** Data to process follows **

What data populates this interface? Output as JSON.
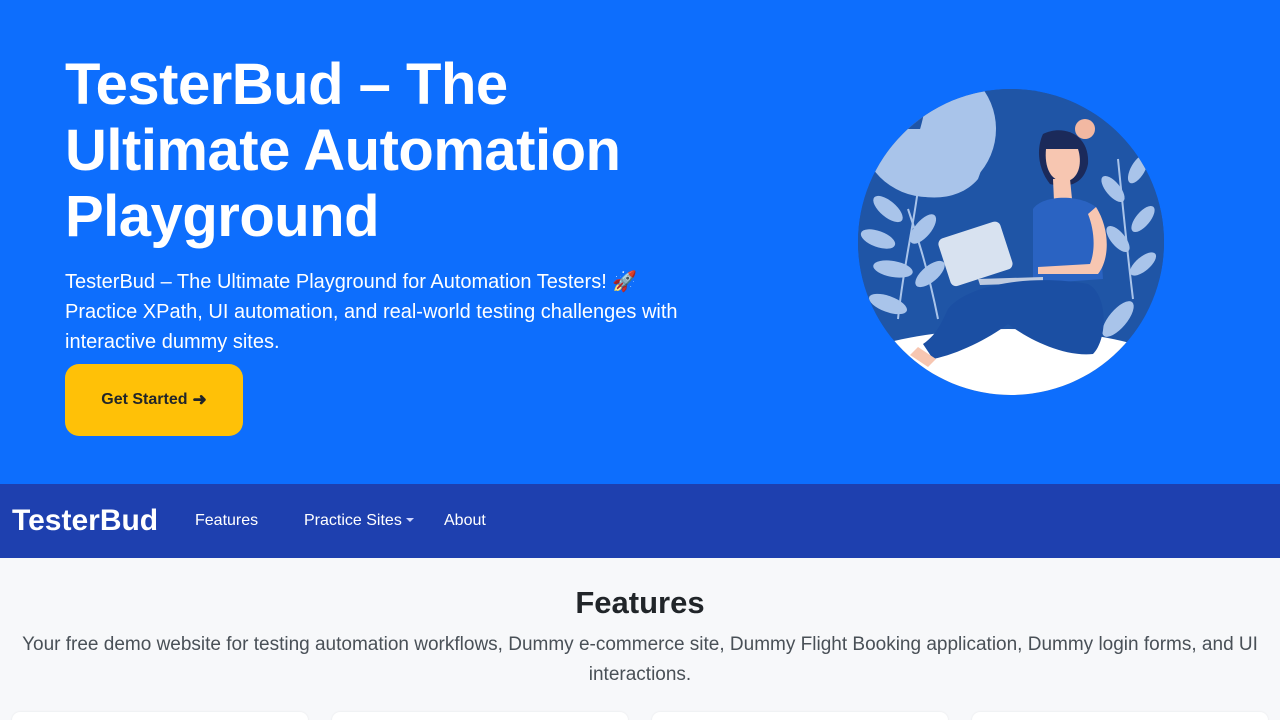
{
  "hero": {
    "title": "TesterBud – The Ultimate Automation Playground",
    "subtitle": "TesterBud – The Ultimate Playground for Automation Testers! 🚀 Practice XPath, UI automation, and real-world testing challenges with interactive dummy sites.",
    "cta_label": "Get Started",
    "cta_icon": "arrow-right-icon"
  },
  "navbar": {
    "brand": "TesterBud",
    "links": [
      "Features",
      "Practice Sites",
      "About"
    ]
  },
  "features": {
    "heading": "Features",
    "description": "Your free demo website for testing automation workflows, Dummy e-commerce site, Dummy Flight Booking application, Dummy login forms, and UI interactions."
  },
  "colors": {
    "hero_bg": "#0d6efd",
    "navbar_bg": "#1e40af",
    "cta_bg": "#ffc107"
  }
}
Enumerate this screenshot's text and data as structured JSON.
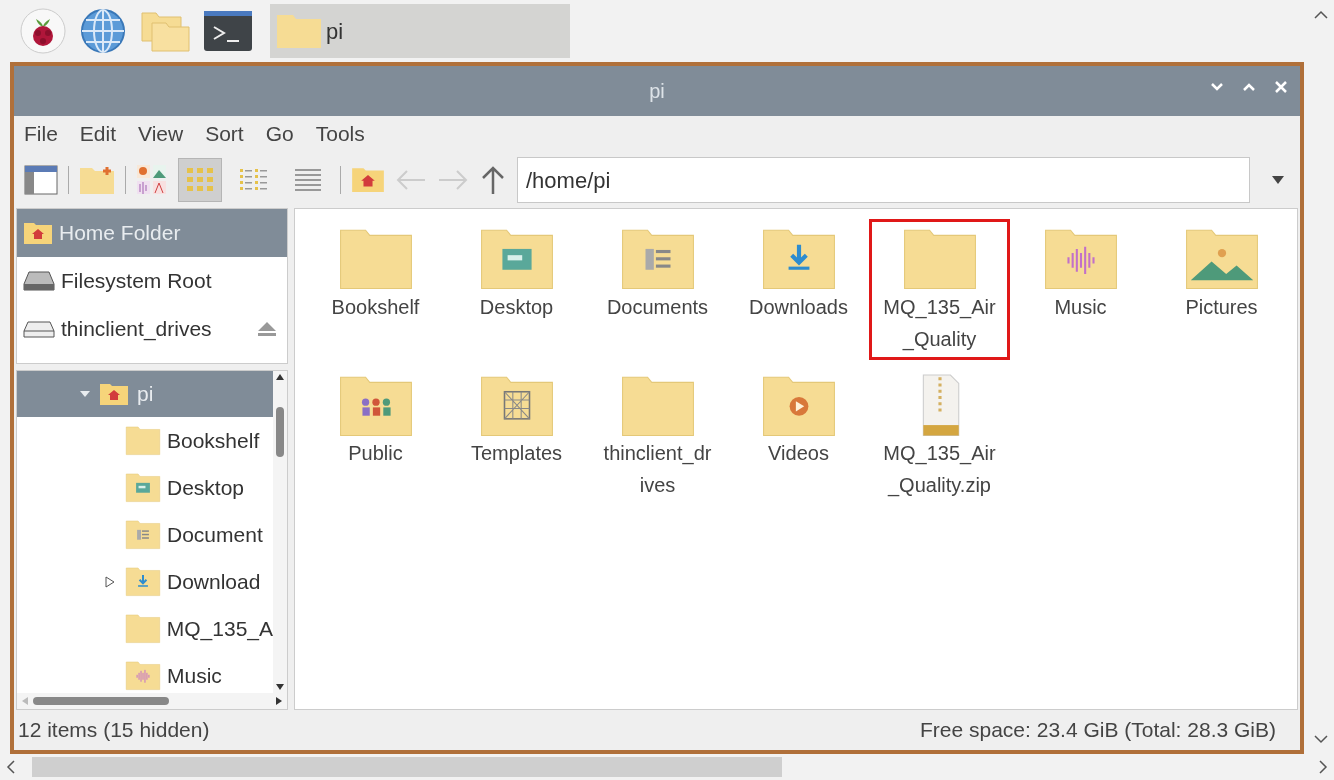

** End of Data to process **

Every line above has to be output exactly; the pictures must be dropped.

# Exercise answer
What data populates this interface? Output as JSON.
{
  "hero": {
    "title": "TesterBud – The Ultimate Automation Playground",
    "subtitle": "TesterBud – The Ultimate Playground for Automation Testers! 🚀 Practice XPath, UI automation, and real-world testing challenges with interactive dummy sites.",
    "cta_label": "Get Started",
    "cta_icon": "arrow-right-icon"
  },
  "navbar": {
    "brand": "TesterBud",
    "links": [
      "Features",
      "Practice Sites",
      "About"
    ]
  },
  "features": {
    "heading": "Features",
    "description": "Your free demo website for testing automation workflows, Dummy e-commerce site, Dummy Flight Booking application, Dummy login forms, and UI interactions."
  },
  "colors": {
    "hero_bg": "#0d6efd",
    "navbar_bg": "#1e40af",
    "cta_bg": "#ffc107"
  }
}
Enumerate this screenshot's text and data as structured JSON.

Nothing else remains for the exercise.